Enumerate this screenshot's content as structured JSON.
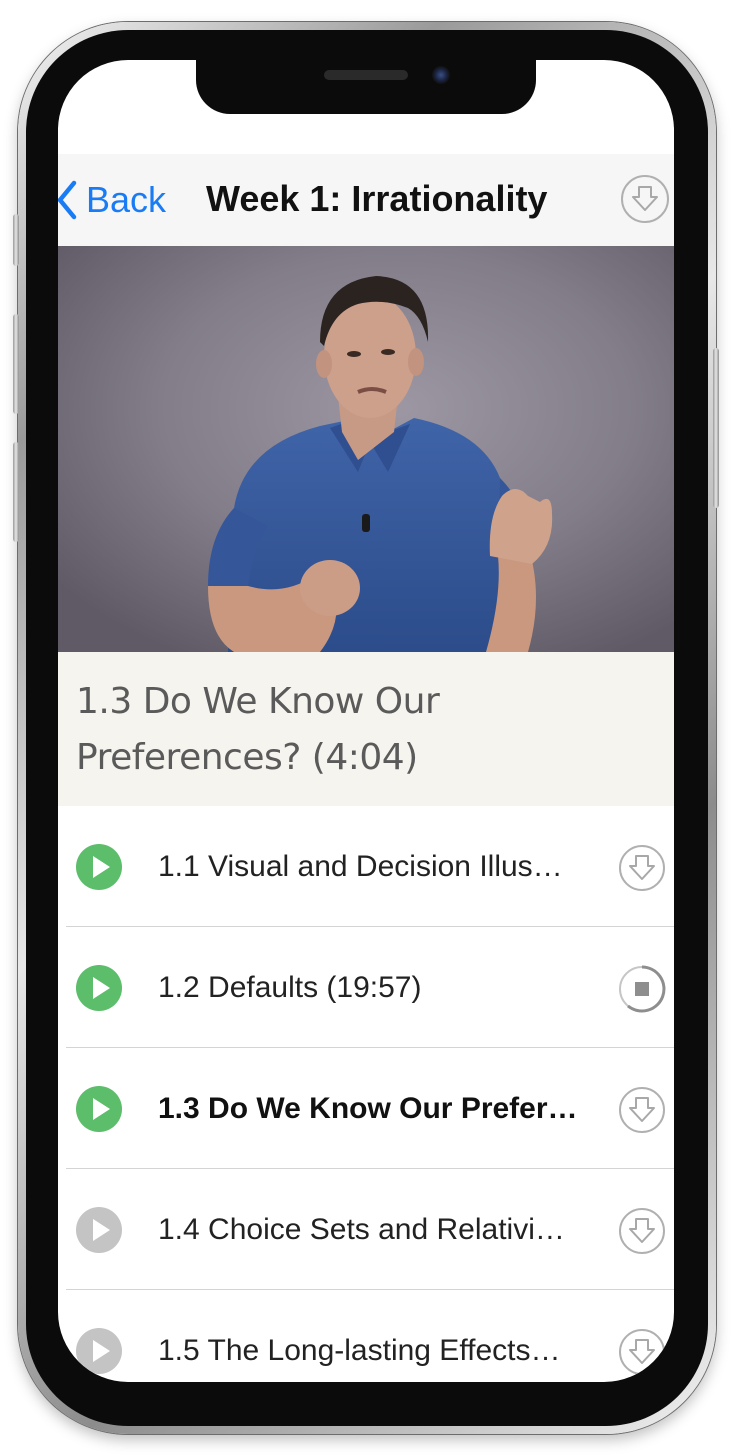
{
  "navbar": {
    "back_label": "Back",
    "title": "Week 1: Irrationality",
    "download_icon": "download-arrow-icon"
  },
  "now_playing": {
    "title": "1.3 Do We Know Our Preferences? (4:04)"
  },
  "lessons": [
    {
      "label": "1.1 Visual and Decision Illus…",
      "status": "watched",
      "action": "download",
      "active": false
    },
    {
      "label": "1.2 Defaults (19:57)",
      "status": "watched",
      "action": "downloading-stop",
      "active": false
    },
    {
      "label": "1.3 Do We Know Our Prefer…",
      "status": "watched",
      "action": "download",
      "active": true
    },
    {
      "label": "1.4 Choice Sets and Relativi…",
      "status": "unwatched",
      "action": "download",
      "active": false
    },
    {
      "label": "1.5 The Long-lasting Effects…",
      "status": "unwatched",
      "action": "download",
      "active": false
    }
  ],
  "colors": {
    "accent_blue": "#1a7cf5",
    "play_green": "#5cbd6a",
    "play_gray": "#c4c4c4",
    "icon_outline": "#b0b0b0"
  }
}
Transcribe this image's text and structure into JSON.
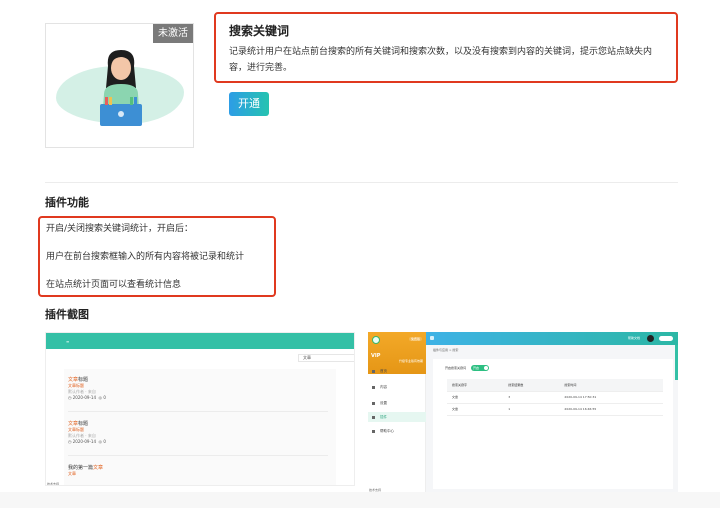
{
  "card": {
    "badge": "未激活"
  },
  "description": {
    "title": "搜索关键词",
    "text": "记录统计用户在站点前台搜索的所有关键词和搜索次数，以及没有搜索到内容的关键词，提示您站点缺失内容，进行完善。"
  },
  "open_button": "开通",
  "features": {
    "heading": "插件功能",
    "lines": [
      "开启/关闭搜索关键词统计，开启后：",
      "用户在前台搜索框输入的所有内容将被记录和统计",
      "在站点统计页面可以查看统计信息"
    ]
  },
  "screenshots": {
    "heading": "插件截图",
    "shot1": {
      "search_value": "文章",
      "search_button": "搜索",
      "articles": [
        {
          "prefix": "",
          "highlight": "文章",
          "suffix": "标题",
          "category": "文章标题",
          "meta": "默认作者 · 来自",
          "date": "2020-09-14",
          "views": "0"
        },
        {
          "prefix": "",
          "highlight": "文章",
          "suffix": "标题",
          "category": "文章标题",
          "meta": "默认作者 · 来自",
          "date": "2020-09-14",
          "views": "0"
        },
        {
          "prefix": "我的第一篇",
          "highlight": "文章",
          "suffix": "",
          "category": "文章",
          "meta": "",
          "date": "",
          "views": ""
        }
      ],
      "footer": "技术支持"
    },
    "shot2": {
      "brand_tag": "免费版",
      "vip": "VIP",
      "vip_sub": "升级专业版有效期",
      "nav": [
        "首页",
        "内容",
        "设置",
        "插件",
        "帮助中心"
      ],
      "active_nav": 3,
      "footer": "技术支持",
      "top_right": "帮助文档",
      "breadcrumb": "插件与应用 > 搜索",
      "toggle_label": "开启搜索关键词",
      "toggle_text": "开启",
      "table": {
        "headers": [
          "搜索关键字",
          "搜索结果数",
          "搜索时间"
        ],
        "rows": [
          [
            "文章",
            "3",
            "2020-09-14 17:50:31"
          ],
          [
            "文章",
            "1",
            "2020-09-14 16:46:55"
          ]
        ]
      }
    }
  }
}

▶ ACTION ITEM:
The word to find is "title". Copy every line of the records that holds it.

▶ ANSWER BOX:
    "title": "Week 1: Irrationality",
    "title": "1.3 Do We Know Our Preferences? (4:04)"
    "title": "搜索关键词",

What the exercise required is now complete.